Thursday, March 07, 2002

A Really Bad Idea

Glenn Reynolds has a good column today on the Security Systems Standards and Certification Act, which would mandate the inclusion of copy-protection in every digital device and every computer operating system. The Libertarian Samizdata blogspot recently published an equally persuasive letter by Paul Allen on this issue, which is worth quoting at some length. Mr. Allen writes:

As any programmer worth his/her salt will attest, given the resources, anything that can be programmed into a computer can be programmed out, or worked around. In the case of copy protection such as the SSSCA would require, the resources needed for circumventing it is simply the source code for the operating system of the computer, and/or other source code for applications used on the computer (such as one of the many free video/audio layers available). Now given the wording of the SSSCA, along with the DMCA and other supporting laws, it stands to reason that such Free Software would suddenly become a target for legislation. Such legislation logically may require such software to be judged illegal. Such a decision may have serious consequences to the IT industry as well as the entertainment industry and the consumer as well. Little may the consumer or entertainment industry know, but much of the technology they rely upon today is provided at low cost by Free Software. Take that software away, and suddenly doing business costs a lot more, and eventually the consumer just will not be willing to pay for it.

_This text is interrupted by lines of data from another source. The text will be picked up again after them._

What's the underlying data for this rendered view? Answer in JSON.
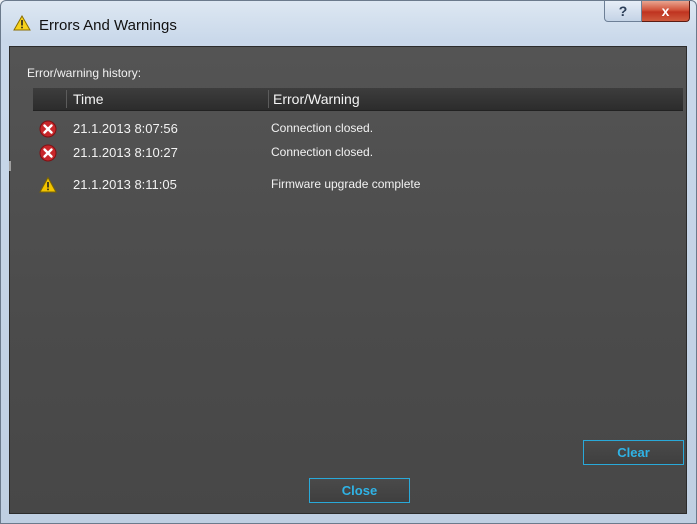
{
  "window": {
    "title": "Errors And Warnings",
    "help_glyph": "?",
    "close_glyph": "x"
  },
  "main": {
    "history_label": "Error/warning history:",
    "columns": {
      "time": "Time",
      "message": "Error/Warning"
    },
    "rows": [
      {
        "type": "error",
        "time": "21.1.2013 8:07:56",
        "message": "Connection closed."
      },
      {
        "type": "error",
        "time": "21.1.2013 8:10:27",
        "message": "Connection closed."
      },
      {
        "type": "warning",
        "time": "21.1.2013 8:11:05",
        "message": "Firmware upgrade complete"
      }
    ]
  },
  "buttons": {
    "clear": "Clear",
    "close": "Close"
  },
  "colors": {
    "accent": "#2fb3e6",
    "panel": "#4e4e4e",
    "error": "#c8272a",
    "warning": "#f2c400"
  },
  "icons": {
    "title": "warning-icon",
    "error_row": "error-icon",
    "warning_row": "warning-icon"
  }
}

Now aside from the consequences to Free Software, what about the consequences to those who do not use such software. Imagine that home movie you shot last weekend on vacation. Now you wish to send that home movie to a relative, friend, whoever, over the Internet, or place it on your web site for all to download. Well, with many of the protection technologies suggested, this would not be possible, or would be extremely difficult. Some of these technologies require digital watermarks to be placed in the media, for one example. CD burners, digital cameras, etc. can not make these watermarks. The copy protection works by checking for such a watermark, and if it does not exist, the system either will not allow the media to be played, or will not allow it to be transmitted over the Internet as the case may be. So much for sending your cousin your latest home movie, or allowing your whole family to see it from your web site. An additional problem is all current media, including CDs and DVDs, you may currently legally own would not work on proposed new CD and DVD players with copy protection hardware. You would not be able to copy CDs, tapes, or anything else that you legally own in order to exercise your right to fair use, so as to listen to that CD on the cassette deck in your car.

I could go on, but I think this is long enough and has given some food for thought. Besides, I have work to do. Election time is near, so think about what that person you are voting for represents. Think about actually writing a letter to a congressman or other legislator, to a magazine (I actually had one published once, so its not beyond the realms of possibility), newpaper, etc. Many people have the attitude that they can do nothing and make no difference. Well, I say to them they are right, because there are so many people with that attitude, that none of them do anything and they make no difference in doing so. The ones that make the difference, are the ones taking a stance, and the ones taking the stance are the ones that are causing these ridiculous laws to be passed. Guess who those people are?...

Email is particularly effective.